Component data from apps and pages
BEGIN

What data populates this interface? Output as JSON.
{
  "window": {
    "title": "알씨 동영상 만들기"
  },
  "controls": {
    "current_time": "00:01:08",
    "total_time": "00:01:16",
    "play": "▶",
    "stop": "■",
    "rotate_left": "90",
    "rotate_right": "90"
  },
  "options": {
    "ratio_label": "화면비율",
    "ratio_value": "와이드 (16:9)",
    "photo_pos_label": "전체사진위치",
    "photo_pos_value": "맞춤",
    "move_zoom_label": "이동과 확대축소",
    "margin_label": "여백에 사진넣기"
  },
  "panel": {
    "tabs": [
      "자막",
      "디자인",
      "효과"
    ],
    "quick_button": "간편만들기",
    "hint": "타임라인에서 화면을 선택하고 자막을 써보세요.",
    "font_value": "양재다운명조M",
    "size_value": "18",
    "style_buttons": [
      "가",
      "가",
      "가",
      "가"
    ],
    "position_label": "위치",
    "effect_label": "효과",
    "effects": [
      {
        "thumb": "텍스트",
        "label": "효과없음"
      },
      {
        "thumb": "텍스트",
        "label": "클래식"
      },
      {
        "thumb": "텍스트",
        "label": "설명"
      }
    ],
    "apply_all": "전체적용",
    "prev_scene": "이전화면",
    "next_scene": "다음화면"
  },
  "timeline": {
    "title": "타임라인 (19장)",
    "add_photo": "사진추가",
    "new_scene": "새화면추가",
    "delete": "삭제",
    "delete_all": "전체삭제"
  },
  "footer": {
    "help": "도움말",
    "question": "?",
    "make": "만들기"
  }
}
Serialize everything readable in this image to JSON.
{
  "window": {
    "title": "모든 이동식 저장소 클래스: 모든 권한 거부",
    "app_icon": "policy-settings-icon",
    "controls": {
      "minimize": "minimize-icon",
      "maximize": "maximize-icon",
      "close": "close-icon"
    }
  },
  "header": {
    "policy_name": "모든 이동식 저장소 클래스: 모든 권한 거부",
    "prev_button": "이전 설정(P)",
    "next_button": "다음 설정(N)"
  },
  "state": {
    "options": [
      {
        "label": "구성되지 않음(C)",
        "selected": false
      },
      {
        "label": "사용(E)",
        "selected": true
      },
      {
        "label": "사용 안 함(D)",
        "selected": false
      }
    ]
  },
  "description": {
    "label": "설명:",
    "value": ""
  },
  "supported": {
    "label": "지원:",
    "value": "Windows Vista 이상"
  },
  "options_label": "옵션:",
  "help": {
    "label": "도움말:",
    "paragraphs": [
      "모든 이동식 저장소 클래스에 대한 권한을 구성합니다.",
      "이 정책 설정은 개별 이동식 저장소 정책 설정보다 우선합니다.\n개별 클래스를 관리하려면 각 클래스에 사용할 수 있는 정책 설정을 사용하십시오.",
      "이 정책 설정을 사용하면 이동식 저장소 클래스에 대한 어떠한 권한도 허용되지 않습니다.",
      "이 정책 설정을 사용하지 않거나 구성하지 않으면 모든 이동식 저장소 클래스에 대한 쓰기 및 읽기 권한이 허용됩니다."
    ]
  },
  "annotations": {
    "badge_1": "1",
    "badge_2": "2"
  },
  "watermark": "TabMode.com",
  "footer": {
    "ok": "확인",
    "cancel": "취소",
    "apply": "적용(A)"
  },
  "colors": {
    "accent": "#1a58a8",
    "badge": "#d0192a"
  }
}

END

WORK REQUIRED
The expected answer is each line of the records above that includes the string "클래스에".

RESULT OF THIS TASK
      "모든 이동식 저장소 클래스에 대한 권한을 구성합니다.",
      "이 정책 설정은 개별 이동식 저장소 정책 설정보다 우선합니다.\n개별 클래스를 관리하려면 각 클래스에 사용할 수 있는 정책 설정을 사용하십시오.",
      "이 정책 설정을 사용하면 이동식 저장소 클래스에 대한 어떠한 권한도 허용되지 않습니다.",
      "이 정책 설정을 사용하지 않거나 구성하지 않으면 모든 이동식 저장소 클래스에 대한 쓰기 및 읽기 권한이 허용됩니다."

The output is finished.